With an ongoing drought affecting many provinces in Thailand and water levels in major dams running low, authorities in the country are taking measures to save water. According to the Department of Water Resources, more than half of the kingdom is suffering from drought with 43 provinces directly affected. The military government is asking farmers to co-operate by not irrigating crops as they usually would and adverts are being run on national television encouraging households to preserve water. Thai authorities are also asking people to think of others during the Songkran Thai New Year Water Festival in April.
Thailand’s water authorities have announced water mains pressure will be reduced at all popular tourist spots for Songkran to help conserve water supplies. One of the most famous Songkran locations in Thailand for tourists is Khao San Road in Bangkok. The party usually starts there on April 12, but this year festivities aren’t scheduled to kick-off until the official start of the Songkran holiday on April 13. There are also plans to cut back on the number of water refilling outlets on Khao San Road and the 80-metre water tunnel which has been popular in previous years will not be there for Songkran 2016. Signs in Thai and English will ask Songkran party-goers to enjoy the festival but use less water and be mindful of others in Thailand experiencing water shortages.

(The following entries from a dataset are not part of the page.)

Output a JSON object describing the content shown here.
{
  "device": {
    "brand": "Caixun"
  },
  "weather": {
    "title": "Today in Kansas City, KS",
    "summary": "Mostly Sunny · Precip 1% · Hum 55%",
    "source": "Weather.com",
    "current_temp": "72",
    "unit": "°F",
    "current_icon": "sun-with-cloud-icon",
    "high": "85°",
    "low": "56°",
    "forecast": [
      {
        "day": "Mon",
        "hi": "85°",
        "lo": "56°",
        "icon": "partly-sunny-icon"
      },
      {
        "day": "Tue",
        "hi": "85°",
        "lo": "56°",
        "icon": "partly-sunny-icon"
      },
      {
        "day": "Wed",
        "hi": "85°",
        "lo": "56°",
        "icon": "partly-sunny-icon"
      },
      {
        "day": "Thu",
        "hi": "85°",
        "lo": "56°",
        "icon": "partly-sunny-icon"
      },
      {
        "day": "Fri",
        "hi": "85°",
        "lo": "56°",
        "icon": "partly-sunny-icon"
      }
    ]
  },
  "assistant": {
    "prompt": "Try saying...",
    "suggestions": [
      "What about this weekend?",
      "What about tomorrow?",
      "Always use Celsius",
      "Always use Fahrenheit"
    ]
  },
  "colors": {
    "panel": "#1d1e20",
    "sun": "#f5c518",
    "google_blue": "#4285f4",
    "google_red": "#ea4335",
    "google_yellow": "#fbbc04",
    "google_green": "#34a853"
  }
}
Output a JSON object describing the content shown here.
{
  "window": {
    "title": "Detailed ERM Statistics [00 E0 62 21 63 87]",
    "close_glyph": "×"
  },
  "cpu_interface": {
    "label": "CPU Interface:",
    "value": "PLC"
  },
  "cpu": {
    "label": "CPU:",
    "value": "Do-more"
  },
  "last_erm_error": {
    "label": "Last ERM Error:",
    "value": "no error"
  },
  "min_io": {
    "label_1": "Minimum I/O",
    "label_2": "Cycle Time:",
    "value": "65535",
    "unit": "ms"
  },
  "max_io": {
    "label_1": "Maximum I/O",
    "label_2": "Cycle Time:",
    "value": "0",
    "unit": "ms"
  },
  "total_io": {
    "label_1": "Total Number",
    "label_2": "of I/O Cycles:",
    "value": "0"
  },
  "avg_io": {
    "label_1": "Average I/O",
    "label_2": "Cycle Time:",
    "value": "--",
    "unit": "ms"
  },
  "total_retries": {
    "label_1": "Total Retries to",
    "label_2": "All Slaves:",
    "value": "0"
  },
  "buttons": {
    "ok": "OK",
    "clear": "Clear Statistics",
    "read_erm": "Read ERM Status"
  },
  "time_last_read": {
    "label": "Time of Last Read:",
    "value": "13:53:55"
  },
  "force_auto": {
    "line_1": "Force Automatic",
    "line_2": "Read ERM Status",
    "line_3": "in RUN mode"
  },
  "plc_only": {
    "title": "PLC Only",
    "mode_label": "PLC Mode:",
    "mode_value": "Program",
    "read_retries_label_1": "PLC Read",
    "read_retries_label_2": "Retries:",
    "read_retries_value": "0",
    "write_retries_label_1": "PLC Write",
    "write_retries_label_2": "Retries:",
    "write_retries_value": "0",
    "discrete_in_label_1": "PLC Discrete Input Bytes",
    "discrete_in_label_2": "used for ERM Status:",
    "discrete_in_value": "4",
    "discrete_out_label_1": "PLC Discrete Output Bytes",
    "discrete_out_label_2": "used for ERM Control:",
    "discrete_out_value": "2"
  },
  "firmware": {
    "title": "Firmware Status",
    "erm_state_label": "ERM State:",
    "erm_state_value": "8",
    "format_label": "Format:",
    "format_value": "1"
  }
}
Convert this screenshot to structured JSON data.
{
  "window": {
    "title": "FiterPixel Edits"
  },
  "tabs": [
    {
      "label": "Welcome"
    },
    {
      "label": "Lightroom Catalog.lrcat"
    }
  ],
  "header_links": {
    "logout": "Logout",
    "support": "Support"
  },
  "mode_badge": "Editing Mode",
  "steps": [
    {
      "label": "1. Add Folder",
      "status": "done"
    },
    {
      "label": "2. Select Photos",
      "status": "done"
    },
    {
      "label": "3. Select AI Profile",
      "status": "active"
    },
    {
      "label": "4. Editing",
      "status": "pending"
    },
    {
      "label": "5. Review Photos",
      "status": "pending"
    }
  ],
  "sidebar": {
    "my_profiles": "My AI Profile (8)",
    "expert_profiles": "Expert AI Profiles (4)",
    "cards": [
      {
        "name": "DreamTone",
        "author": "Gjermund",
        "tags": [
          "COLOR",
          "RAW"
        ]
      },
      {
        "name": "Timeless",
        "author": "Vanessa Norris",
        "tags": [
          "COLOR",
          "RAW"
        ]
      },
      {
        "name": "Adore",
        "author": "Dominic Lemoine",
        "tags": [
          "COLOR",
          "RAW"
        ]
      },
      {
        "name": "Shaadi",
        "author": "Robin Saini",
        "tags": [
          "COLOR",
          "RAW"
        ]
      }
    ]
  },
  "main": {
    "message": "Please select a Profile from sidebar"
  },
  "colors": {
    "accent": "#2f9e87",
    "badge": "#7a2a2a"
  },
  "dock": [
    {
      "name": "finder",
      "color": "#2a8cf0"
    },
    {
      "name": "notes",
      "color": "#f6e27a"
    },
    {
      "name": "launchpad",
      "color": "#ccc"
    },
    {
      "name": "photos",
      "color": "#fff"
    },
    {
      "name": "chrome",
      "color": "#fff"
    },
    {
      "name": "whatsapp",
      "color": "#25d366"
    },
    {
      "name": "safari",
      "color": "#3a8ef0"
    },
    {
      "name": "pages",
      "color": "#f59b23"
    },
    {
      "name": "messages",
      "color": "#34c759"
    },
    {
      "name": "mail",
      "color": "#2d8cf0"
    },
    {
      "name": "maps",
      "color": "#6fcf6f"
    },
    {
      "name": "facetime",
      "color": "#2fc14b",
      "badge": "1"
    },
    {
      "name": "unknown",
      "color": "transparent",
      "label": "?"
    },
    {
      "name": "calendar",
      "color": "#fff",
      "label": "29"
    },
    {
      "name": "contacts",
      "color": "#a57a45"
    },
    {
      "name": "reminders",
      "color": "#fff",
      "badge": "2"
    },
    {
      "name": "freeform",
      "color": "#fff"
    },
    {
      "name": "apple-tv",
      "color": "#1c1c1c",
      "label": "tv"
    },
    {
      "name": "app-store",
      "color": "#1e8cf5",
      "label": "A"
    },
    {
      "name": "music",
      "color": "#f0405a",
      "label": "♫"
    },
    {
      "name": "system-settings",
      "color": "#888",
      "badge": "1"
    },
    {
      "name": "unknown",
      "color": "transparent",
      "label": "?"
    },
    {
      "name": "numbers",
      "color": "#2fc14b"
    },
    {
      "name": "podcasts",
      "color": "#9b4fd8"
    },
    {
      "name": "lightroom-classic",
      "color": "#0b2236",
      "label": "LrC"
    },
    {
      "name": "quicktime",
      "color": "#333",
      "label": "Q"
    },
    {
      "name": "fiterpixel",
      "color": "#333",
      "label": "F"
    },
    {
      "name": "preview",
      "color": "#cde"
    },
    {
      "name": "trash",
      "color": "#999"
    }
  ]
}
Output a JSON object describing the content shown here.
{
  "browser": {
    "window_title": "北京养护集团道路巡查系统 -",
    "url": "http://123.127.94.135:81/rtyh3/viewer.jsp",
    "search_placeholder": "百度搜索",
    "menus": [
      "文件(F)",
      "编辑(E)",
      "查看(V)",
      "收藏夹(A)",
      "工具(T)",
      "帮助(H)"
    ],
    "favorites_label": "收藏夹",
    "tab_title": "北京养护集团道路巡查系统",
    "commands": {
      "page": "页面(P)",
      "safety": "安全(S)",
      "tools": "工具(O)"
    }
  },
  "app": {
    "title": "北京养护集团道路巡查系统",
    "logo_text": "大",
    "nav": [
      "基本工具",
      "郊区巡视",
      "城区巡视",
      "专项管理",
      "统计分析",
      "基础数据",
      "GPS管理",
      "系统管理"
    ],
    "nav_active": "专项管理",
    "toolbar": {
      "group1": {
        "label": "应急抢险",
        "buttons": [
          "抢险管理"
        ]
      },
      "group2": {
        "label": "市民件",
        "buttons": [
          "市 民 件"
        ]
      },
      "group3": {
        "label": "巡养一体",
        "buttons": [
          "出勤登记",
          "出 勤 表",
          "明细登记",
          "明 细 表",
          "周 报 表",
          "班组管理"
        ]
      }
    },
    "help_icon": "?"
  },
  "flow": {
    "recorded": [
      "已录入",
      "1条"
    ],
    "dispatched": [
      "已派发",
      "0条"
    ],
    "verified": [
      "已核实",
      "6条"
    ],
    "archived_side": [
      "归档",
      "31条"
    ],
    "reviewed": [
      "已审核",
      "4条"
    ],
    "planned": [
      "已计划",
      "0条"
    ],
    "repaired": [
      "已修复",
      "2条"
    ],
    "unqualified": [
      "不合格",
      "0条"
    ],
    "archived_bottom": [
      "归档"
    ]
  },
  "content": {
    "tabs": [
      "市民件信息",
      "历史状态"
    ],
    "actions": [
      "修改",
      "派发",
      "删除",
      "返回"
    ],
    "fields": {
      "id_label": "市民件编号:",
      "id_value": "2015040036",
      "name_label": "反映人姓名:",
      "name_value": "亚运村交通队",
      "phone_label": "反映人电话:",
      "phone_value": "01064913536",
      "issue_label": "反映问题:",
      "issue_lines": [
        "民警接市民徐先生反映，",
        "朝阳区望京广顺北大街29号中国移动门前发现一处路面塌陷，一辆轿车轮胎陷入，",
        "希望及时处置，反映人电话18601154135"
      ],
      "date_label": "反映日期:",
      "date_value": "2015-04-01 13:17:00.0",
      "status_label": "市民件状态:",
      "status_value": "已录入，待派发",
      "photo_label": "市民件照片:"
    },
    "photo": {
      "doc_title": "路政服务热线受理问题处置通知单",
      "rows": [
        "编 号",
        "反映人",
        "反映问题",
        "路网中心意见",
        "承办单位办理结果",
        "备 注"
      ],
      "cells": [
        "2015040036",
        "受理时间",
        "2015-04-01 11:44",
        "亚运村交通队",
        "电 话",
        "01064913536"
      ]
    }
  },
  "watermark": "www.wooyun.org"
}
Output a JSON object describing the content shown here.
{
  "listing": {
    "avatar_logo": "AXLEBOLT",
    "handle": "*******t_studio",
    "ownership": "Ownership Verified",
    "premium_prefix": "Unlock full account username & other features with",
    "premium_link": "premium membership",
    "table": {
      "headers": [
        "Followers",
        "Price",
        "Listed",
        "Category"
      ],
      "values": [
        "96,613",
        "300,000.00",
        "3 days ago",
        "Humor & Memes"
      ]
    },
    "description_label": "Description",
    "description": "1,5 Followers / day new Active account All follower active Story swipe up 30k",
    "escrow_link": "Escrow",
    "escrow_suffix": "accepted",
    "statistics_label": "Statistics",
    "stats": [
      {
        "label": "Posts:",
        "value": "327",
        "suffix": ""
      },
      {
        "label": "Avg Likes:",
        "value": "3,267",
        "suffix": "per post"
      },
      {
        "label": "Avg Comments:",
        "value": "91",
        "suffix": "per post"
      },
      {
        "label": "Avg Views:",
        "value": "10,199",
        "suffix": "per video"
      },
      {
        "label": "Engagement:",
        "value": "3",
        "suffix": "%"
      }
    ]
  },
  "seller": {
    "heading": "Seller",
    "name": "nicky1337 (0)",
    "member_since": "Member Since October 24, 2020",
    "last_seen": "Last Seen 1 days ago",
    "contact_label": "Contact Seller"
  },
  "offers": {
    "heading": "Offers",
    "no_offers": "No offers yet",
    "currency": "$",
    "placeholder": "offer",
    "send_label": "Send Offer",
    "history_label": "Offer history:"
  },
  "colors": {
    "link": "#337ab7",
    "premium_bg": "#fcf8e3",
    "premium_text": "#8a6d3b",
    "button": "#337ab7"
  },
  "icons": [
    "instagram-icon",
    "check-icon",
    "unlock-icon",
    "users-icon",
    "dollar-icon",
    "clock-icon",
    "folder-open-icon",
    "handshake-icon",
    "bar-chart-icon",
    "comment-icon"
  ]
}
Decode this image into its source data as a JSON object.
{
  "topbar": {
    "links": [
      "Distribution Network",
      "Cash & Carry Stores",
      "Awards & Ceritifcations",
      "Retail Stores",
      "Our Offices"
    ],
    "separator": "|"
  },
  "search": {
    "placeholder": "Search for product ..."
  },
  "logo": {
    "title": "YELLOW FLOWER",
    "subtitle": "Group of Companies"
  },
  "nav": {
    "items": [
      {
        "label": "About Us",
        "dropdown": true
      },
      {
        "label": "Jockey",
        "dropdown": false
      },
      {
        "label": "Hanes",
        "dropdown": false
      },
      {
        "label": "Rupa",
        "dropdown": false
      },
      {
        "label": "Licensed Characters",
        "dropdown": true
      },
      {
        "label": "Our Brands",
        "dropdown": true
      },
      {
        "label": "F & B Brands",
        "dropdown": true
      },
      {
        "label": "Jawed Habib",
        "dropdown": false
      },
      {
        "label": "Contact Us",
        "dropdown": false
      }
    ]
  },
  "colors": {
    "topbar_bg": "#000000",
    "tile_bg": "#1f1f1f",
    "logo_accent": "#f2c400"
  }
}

Away from Bangkok, organisers at other major Songkran venues in Thailand are also being asked to set an example by asking revellers to return to the traditional way of celebrating Songkran. This involves gently pouring water instead of engaging in day-long water fights. It’s a noble idea in theory although in reality it may prove to be no more than a symbolic gesture when Songkran gets under way and the water-throwing parties commence.